That might make it sound like you’ll need to rush in to every fight and keep hammering away at your numerous opponents before you get too old — but there’s a lot more to “Sifu” than simple button-mashing: Clever use of objects and your environment will be crucial to your quest and you can occasionally avoid fighting altogether with the correct use of dialogue. And ageing isn’t necessarily a bad thing here; you learn from your mistakes, and that wisdom brings greater mastery of your martial arts abilities.
Another open-world fantasy RPG, this one published by “Final Fantasy” developers Square Enix. In “Forspoken,” you play as a young New Yorker named Frey, who finds herself transported to Athia, a land under the control of the tyrannical Tantas. Frey is welcomed as a savior by the people of Athia, partly due to her newly acquired magical powers. Reluctantly, Frey realizes she must try and fulfill this role, and defeat the Tantas, if she is ever going to be able to get back home. Its director Takeshi Aramaki told gaming site Kotaku that “Forspoken” would focus on “terrain traversal speed and fluidity.”

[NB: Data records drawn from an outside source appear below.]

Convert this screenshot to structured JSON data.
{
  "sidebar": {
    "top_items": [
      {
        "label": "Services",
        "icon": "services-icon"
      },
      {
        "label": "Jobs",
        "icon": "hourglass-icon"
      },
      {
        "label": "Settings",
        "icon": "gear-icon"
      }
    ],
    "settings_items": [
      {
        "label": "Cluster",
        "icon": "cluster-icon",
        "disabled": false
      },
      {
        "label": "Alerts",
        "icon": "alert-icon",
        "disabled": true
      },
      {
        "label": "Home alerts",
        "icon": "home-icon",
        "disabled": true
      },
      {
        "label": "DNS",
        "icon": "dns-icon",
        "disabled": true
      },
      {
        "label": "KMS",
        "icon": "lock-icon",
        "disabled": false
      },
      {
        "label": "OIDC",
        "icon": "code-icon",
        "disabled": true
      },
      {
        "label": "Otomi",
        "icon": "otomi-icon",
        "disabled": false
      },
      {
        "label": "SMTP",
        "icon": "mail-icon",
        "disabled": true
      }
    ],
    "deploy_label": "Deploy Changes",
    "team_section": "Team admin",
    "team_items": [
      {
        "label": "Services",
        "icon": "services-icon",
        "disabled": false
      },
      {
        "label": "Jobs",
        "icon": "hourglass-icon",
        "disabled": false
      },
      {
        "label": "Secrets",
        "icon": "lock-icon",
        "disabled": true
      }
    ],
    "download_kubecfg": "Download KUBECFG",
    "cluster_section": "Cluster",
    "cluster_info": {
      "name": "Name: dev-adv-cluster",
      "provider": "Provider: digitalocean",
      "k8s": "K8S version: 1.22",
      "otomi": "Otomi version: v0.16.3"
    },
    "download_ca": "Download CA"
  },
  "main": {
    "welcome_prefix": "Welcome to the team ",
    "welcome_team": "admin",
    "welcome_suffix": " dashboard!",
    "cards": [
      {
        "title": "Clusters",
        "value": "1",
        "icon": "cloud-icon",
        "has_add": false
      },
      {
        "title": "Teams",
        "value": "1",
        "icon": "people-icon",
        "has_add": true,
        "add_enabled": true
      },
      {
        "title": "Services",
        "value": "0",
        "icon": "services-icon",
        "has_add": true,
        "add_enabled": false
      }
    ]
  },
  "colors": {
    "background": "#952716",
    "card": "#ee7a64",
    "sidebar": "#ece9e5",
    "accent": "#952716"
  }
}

‘Dune: Spice Wars’
It may be (it is) a blatant attempt to jump on the bandwagon of the success of Denis Villeneuve’s “Dune (Part One),” which many critics considered among 2021’s best movies, but Shiro Games’ real-time strategy game should genuinely appeal to those who enjoy the political intrigue of Frank Herbert’s sci-fi novels. The player’s goal is to take control of Arrakis — the harsh desert planet that is the universe’s only source of spice — a rare narcotic mineral that makes interstellar travel possible and is the most-valuable substance known to man and alien. To do so, you’ll need a combination of military might, money, and smarts. And probably a willingness to play dirty.
With Batman apparently dead, and Commissioner Gordon off the scene, Gotham City has become more dangerous than ever for its residents. So, B-list superheroes Nightwing, Robin, Batgirl and Red Hood team up in an attempt to save their city from the machinations of a sinister organization known as the Court of Owls, as well as other supervillains such as Mr. Freeze and The Penguin. Warner Bros’ recent Batman games have been consistently excellent, and even though the Caped Crusader isn’t the star here, hopes are still high. The drop-in multiplayer co-op feature — each character has different special abilities and fighting techniques — should help make up for the lack of a big-name superhero.